### 3. CORRELATIONS

The structure of the universe qualitatively described in the previous section needs to be quantified by means of statistical measures having the capacity of distinguish between different point patterns.

The most popular measure used in this context has been the two-point correlation function [14, 1] (r). The first time this quantity was applied to a galaxy catalog was in 1969 by Totsuji and Kihara [15]. Since then, its use has been widely spread. The quantity (r) is defined in terms of the probability that a galaxy is observed within a volume dV lying at a distance r from an arbitrary chosen galaxy,

 (2)

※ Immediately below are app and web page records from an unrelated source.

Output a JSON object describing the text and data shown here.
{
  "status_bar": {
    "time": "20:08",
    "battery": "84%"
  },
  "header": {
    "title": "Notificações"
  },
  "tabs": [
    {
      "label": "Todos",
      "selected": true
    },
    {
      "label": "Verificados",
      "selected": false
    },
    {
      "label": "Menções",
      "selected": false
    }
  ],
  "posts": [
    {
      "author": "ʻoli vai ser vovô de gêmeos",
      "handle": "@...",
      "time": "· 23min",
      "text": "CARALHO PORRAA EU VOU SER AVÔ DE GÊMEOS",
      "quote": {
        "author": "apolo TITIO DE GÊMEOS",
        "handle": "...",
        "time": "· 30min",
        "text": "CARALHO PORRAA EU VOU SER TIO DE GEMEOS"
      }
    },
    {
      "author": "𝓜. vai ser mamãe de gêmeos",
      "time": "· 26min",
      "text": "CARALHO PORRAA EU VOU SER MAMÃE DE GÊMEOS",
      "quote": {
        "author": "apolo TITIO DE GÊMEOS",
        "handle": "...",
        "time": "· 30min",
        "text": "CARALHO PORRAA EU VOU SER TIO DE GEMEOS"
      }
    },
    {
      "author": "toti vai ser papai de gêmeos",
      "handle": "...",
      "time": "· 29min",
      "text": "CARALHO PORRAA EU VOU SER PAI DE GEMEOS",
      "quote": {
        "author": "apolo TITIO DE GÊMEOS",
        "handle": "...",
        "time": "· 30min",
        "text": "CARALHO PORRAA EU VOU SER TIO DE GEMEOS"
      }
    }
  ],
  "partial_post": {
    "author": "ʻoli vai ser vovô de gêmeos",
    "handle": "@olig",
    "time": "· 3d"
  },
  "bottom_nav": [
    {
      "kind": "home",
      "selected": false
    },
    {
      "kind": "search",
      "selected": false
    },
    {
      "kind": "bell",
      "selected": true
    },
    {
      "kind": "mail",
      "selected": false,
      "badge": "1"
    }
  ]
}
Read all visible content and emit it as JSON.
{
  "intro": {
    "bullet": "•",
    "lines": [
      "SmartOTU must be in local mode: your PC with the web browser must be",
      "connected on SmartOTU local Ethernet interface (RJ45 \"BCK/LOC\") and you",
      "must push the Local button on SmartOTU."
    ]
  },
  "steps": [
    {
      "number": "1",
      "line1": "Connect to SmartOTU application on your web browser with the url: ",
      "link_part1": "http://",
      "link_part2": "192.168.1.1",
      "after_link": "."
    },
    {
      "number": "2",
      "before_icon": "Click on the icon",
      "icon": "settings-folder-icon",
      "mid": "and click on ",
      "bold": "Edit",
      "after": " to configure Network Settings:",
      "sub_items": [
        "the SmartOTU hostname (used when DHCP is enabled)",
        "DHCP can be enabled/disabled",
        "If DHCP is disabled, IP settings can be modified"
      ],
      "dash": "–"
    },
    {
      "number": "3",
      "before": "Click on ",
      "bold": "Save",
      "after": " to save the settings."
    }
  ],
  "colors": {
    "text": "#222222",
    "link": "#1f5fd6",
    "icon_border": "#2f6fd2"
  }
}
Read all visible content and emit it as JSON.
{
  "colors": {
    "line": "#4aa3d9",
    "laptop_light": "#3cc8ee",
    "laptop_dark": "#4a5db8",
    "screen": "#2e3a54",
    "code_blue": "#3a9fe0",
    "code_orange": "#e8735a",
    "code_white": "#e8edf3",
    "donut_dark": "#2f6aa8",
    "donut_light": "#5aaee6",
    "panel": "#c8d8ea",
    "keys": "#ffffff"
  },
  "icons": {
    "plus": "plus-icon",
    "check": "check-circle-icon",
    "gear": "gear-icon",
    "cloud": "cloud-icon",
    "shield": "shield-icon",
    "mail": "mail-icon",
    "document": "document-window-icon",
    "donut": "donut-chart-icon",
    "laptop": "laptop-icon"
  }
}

where n is the average galaxy number density. For a completely random distribution (r) = 0. Positive values indicate clustering, negative values indicate anti-clustering or regularity. In this definition, isotropy and homogeneity of the point process is being assumed, otherwise the function (r) should depend on a vector quantity.

Several estimators have been used to obtain the two-point correlation function from a given data set [16, 17]. At short distances their results are nearly indistinguishable; at large distances, however, the differences become important. The best performance is reached by the Hamilton [18] and the Landy and Szalay [19] estimators.

To illustrate the kind of information that we can extract from this second-order spatial statistic we can use a point process having an analytic expression for its two-point correlation function. A segment Cox process is generated by randomly placing segments of length within a window W. Then, we scatter points on the segments with a given intensity. If the mean number of segments per unit volume is s, the correlation function of the process has the form [20]

 (3)

for r and vanishes for larger r. Note that this expression is independent of the number of points per unit length scattered on each segment.

In Fig. 4 we show a 3-D simulation of this process with parameters s = 0.001 and = 10. The correlation function estimate is shown together with the analytical expectation of Eq. 3. Note that, at small scales, Cox(r) ~ r- with = 2. The strong clustering signal of this point field can be smeared out by applying independent random shifts to each point of the simulation. If the random shifts are performed by a three-dimensional Gaussian distributed vector with = 0.5, the short scale correlations are completely destroyed (see Fig. 4). If the shifts are distributed according to a power-law density probability function d*(r) r, the value of is reduced by 2(1 + ). In the example = -0.75 and therefore changes from 2 to 1.5. This seems to be a rather general phenomenon [21]. The random shifts affect the correlation function mimicking the way peculiar velocities suppress the short range correlations [22] (for scales r 2h-1 Mpc, where h is the Hubble parameter in units of 100 km s-1 Mpc-1).

 Figure 4. The top left panel shows a segment Cox process simulated on a cube with side-length 100. The top right panel shows the two-point correlation function: The dotted line corresponds to the expected analytical expression (see Eq. 3), that is, in this range of scales, close to a power-law with exponent -2. Solid bullets are the empirically calculated values of (r). Open diamonds correspond to the function calculated on the shifted point process with shifts following a power-law distribution function, while crosses correspond to Gaussian shifts. The left bottom panel shows a slice with dimensions 40×40×10 drawn from the unshifted full realization. The same slice is shown after applying power-law shifts (central bottom panel) and Gaussian fits (right bottom panel).